Music On Hold

Music can be an extremely valuable business tool to entertain customers when waiting on hold. It can be used to strengthen your brand and can help to reduce perceived wait times.

The OneMusic Music On Hold Licence gives businesses and organisations the permission they need to use essentially all commercially released music on hold from here and around the world, while helping to ensure that music creators are compensated for the use of their work.

Download our Licence Guide for more information.

1 5 $291.21
6 10 $432.71
11 25 $728.20
26 50 $1,457.83
51 100 $2,526.98
101 200 $4,531.51
201 300 $7,395.42
301 400 $9,777.71
Additional callers above 400 $25.49 each
$306.87 per premises  
  • Caller capacity is defined as the maximum number of held calls that can listen to music at any one time.
  • Music Dubbing is an additional fee and covers copying, downloading, or using a digital music service (e.g. Spotify, Apple Music, YouTube) to play in your business. Learn more here.
  • Rates include GST, and apply to the period 1 October 2021 – 30 September 2022. Rates increase by the Consumer Price Index (CPI) on the 1st October each year.

Why do I need a music licence to play music on hold?

Under the Copyright Act (1994), having permission from music creators to use their music in a business is a legal requirement. This permission is required regardless of how you play music – whether you play the radio, CDs, use digital music services, or play music to callers on hold. Your OneMusic licence gives you permission to play essentially all commercially released music from here and around the world.

I have paid for the music I play, so why do I need a licence?

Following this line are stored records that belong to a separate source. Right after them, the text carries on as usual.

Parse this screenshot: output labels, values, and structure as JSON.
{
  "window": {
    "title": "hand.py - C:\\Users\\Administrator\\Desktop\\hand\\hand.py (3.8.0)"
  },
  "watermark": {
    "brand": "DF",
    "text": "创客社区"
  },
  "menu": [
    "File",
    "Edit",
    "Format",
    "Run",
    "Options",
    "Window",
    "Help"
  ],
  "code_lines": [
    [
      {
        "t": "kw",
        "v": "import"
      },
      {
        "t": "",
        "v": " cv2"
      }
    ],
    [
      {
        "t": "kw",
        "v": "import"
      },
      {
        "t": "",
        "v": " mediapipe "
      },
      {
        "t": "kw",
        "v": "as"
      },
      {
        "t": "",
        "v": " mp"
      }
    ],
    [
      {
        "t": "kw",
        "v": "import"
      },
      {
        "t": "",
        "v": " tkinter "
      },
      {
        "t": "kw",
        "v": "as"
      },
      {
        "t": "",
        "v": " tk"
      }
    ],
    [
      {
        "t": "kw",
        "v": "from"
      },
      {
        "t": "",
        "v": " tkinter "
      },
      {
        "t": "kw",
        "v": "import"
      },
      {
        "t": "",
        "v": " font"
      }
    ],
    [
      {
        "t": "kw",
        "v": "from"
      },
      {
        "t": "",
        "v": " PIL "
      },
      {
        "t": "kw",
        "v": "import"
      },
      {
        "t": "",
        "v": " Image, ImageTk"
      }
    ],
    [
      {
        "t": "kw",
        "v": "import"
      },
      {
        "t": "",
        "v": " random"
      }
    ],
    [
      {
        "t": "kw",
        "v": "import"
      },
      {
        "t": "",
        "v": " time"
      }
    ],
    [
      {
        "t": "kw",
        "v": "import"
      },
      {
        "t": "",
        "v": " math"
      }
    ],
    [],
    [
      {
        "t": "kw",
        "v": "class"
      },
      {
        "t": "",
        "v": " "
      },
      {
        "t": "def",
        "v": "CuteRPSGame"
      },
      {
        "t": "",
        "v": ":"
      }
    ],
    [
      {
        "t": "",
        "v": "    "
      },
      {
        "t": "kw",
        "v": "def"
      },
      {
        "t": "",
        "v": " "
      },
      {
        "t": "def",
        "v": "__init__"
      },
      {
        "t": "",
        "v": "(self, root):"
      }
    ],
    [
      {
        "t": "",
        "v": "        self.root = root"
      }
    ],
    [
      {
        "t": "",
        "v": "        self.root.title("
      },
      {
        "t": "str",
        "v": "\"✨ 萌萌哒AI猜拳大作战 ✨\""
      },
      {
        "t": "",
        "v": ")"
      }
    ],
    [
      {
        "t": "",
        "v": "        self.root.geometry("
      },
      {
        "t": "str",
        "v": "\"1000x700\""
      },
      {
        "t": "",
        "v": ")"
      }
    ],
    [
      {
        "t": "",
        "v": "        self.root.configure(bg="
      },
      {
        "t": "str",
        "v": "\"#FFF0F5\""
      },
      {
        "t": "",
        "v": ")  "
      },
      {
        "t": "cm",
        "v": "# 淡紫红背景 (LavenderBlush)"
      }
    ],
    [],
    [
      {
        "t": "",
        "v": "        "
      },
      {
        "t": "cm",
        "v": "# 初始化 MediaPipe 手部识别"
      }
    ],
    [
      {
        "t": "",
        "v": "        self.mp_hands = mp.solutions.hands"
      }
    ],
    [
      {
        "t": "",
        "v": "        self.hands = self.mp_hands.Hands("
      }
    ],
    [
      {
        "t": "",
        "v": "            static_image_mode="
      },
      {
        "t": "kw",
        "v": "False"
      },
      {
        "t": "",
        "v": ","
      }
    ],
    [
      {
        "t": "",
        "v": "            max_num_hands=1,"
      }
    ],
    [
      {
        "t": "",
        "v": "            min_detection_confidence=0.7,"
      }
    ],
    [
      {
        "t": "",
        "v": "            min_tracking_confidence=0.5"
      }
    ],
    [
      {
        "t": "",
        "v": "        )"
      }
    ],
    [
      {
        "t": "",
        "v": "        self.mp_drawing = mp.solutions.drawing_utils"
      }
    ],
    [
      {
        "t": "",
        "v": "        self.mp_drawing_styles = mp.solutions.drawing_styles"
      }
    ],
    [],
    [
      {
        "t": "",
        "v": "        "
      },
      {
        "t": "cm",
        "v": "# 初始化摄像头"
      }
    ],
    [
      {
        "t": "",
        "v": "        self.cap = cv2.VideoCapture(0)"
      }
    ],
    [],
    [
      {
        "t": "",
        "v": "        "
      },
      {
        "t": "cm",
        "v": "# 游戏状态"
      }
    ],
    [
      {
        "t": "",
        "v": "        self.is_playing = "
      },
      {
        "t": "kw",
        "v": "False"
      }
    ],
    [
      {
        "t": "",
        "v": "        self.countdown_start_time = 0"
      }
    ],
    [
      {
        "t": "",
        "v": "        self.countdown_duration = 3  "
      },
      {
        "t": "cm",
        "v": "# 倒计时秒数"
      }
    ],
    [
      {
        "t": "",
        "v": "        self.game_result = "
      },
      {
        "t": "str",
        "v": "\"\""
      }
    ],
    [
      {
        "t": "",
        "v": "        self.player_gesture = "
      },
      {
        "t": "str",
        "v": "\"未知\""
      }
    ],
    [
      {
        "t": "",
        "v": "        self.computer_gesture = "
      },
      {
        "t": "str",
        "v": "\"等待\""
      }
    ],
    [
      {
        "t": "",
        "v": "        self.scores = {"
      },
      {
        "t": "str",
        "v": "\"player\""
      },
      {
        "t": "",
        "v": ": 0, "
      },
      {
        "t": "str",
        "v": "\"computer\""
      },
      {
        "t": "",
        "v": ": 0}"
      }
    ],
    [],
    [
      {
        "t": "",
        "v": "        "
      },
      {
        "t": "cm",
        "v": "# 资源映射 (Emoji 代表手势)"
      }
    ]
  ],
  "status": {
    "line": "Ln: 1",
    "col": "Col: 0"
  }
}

Simply buying music does not provide the rights to use this music in a commercial or public setting. Music is sold for private/domestic use, so any use of this music by a business or organisation requires the permission of music creators to use their music.

Is holding a licence to play music on hold a legal requirement?

Yes it is - the Copyright Act (1994) clearly establishes public performance rights, protecting the rights of music creators. The Copyright Act also outlines the penalties for anyone in breach of the Act. You can access the Copyright Act (1994) here.

Who is OneMusic?

OneMusic is a joint licensing initiative between APRA AMCOS and Recorded Music NZ. Many music creators around the world earn an income by granting organisations, like ours, the right to collect and pay their royalties.

OneMusic simplifies the licensing process and allows music users to meet their copyright obligations to play our music in their business.

Where does the money go?

When you hear about music royalties, that’s what we do.

Your OneMusic licence fee is distributed by APRA AMCOS and Recorded Music NZ, who are the companies behind OneMusic. Each organisation has a commitment to their music creators and their own distribution policies.

Every month over 330 million lines of music data is analysed from digital music services, background music suppliers, radio stations, television stations, live performers and more. After minimal administration costs all money collected is paid to our local and international music creators – songwriters, composers, publishers, recording artists and record labels.

Find out more from APRA AMCOS and Recorded Music NZ.

Who can verify that I need a OneMusic licence?

Click here to find out more about why you need a licence and the authenticity of our rights from other industry and government bodies and New Zealand associations.

I use a digital music service - why do I need a Music Dubbing licence?

When you play music in a business you need the permission to do so. Additional permission is also needed when you download, copy, or use a digital music service in your business.

Learn more about Music Dubbing here.


Want to know more? Read the full FAQs here, or call us on 0800 800 663 - we're here to help.